170 – ‘The Utopia of Rules – On Technology, Stupidity, and the Secret Joys of Bureaucracy’ by David Graber.

Posted by Whistler                                                                          620 words

Utopia of Rules cover

Every so often I come across an interesting book that challenges orthodox thinking. This is one of those books. Published earlier this year to a mixed reception, as a bureaucrat I found it rewarding reading. It was also reassuring – maybe we aren’t the half-wit brethren of private sector management. Perhaps the private sector is a poor emulator of public sector bureaucracy?

There are too many interesting and thought-provoking passages in the various essays making up the book to mention them all. I have reproduced some favourites below.

“The rise of the modern corporation, in the late nineteenth century, was largely seen as a matter of applying modern, bureaucratic techniques to the private sector – and these techniques were assumed to be required, when operating on a large scale, because they were more efficient than the networks of personal or informal connections that had dominated the world of small family firms.” (p.11)

This is an intriguing thought when you consider Peter F. Drucker’s observation that by the 1970’s public sector organisations were unsuccessfully copying private sector business management ideas. Continue reading

123 – Reinventing Management – Architecture and Ideology. Gary Hamel.

Posted by Colin Weatherby                                                                         1300 words

inertial incremental insipid

Gary Hamel starts his dissection of large organisations with a series of descriptors; inertial, incremental, and insipid. Reading his paper made me feel like returning to small business. I once heard the Chief Executive Officer of the Australian Industry Group talking about a poll of his members. He asked them what they would like from government and they said that they wanted government to be positive, intelligent, and credible – the antidote to the inertial, incremental and insipid.

Hamel is describing what he calls the congenital disabilities of large organisations. By inertial, Hamel means that they are ‘frequently caught out by the future and seldom change in the absence of a crisis’.

 “Deep change, when it happens, is belated and convulsive, and typically requires an overhaul of the leadership team.”

By incremental, Hamel means that despite their resource advantages, incumbents are seldom the authors of game-changing innovation.

“It’s not that veteran CEOs discount the value of innovation; rather, they’ve inherited organizational structures and processes that are inherently toxic to break-out thinking and relentless experimentation. Strangely, most CEOs seem resigned to this fact, since few, if any, have tackled the challenge of innovation with the sort of zeal and persistence they’ve devoted to the pursuit operational efficiency.”
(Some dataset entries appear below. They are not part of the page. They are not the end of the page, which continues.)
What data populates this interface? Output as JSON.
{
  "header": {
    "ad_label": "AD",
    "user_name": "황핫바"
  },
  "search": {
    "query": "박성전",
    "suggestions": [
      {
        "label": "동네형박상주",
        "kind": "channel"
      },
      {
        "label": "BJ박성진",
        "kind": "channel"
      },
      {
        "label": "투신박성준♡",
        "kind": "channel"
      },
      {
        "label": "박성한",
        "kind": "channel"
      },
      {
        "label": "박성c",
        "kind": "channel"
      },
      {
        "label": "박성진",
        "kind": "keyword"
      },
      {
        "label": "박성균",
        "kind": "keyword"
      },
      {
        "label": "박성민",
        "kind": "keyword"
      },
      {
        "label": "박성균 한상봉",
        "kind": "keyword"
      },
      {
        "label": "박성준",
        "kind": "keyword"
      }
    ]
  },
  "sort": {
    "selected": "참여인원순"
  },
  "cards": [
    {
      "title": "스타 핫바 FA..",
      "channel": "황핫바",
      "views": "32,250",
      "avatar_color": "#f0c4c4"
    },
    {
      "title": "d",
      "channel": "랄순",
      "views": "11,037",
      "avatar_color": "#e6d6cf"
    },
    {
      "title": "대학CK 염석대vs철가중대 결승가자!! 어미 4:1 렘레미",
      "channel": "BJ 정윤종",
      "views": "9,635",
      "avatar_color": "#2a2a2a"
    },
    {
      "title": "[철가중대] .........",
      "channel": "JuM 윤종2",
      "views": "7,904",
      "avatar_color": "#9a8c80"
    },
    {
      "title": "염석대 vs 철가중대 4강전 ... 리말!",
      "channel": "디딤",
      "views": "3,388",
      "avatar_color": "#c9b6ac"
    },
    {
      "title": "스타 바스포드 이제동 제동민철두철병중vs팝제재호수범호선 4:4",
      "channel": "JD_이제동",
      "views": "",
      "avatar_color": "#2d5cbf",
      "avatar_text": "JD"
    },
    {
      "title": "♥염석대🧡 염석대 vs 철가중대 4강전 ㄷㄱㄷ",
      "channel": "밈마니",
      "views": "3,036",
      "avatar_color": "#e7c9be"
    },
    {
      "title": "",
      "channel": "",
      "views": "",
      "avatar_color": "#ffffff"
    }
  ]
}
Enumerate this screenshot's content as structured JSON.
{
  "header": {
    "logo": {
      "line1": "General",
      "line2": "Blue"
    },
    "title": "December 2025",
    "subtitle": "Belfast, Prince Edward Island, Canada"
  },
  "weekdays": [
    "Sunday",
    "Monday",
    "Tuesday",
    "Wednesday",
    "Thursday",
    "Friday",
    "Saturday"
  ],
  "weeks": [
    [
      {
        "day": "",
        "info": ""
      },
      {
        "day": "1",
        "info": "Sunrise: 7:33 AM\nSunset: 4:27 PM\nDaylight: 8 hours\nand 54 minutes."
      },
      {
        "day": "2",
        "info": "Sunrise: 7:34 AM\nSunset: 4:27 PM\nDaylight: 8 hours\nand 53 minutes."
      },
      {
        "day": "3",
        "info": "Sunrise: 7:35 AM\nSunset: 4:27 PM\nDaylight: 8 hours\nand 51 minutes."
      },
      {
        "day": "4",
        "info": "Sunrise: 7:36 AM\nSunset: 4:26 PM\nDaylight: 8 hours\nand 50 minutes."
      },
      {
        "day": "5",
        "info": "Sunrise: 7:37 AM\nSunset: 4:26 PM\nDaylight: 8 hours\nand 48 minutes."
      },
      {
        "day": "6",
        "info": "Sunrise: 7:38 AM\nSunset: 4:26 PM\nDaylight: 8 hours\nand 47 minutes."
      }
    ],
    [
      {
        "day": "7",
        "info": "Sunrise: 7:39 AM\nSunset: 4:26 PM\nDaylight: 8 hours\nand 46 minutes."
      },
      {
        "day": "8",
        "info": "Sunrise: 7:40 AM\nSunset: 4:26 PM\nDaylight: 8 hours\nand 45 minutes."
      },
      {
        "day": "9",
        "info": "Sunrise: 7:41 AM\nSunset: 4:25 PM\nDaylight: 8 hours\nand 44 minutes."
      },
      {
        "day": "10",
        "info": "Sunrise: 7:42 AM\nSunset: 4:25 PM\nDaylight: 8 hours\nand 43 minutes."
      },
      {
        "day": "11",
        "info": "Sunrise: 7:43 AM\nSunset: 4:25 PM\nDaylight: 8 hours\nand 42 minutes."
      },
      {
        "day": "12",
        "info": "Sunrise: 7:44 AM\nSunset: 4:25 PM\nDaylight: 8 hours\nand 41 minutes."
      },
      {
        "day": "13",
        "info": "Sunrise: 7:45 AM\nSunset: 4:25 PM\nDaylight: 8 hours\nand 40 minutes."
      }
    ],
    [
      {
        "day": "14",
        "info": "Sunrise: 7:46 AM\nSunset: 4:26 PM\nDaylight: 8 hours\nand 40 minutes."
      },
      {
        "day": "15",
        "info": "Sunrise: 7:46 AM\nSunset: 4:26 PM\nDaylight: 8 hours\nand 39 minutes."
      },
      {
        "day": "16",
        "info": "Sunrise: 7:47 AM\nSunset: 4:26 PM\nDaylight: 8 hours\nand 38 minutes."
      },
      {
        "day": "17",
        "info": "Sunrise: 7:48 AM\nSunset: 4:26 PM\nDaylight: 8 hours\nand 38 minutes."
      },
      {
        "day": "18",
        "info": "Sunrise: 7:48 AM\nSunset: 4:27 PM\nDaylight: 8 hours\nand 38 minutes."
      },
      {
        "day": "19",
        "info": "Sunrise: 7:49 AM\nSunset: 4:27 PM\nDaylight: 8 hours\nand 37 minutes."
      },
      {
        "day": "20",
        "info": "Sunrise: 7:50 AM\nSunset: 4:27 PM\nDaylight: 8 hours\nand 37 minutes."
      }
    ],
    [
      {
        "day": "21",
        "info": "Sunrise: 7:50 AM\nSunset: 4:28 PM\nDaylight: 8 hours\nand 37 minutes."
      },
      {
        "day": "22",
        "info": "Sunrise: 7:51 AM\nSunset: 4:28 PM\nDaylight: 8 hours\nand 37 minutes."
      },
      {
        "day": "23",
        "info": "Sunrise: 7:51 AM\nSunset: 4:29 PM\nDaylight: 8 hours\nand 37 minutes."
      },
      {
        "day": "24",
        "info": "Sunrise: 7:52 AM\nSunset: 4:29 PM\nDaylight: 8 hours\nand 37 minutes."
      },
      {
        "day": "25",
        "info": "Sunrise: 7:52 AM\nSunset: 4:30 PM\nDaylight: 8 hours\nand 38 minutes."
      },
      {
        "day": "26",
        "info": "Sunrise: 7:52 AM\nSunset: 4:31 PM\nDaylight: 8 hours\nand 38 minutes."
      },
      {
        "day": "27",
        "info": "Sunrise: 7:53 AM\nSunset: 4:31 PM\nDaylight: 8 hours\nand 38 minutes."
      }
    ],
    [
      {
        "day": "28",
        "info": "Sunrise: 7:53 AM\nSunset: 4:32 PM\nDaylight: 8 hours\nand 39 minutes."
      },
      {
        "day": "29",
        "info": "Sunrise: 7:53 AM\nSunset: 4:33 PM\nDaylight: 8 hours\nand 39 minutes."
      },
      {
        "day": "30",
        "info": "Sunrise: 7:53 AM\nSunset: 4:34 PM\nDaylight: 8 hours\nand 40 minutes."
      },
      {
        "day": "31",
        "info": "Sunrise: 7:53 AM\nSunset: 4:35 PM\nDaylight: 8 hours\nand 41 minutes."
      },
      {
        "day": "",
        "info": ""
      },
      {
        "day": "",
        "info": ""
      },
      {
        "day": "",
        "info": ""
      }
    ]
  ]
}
By insipid, Hamel means they are emotionally sterile. He says that managers know how to command obedience and diligence, but initiative, imagination and passion can’t be commanded—they are gifts.

“Every day, employees choose whether to bring those gifts to work or not, and the evidence suggests they usually leave them at home. In Gallup’s latest 142-country survey on the State of the Global Workplace, only 13% of employees were truly engaged in their work. Imagine, if you will, a car engine so woefully inefficient that only 13% of the gas it consumes actually combusts. That’s the sort of waste we’re talking about. Large organisations squander more human capability than they use.”

Hamel is excoriating in his examination of the supposed ‘remedies’ advanced over the years Continue reading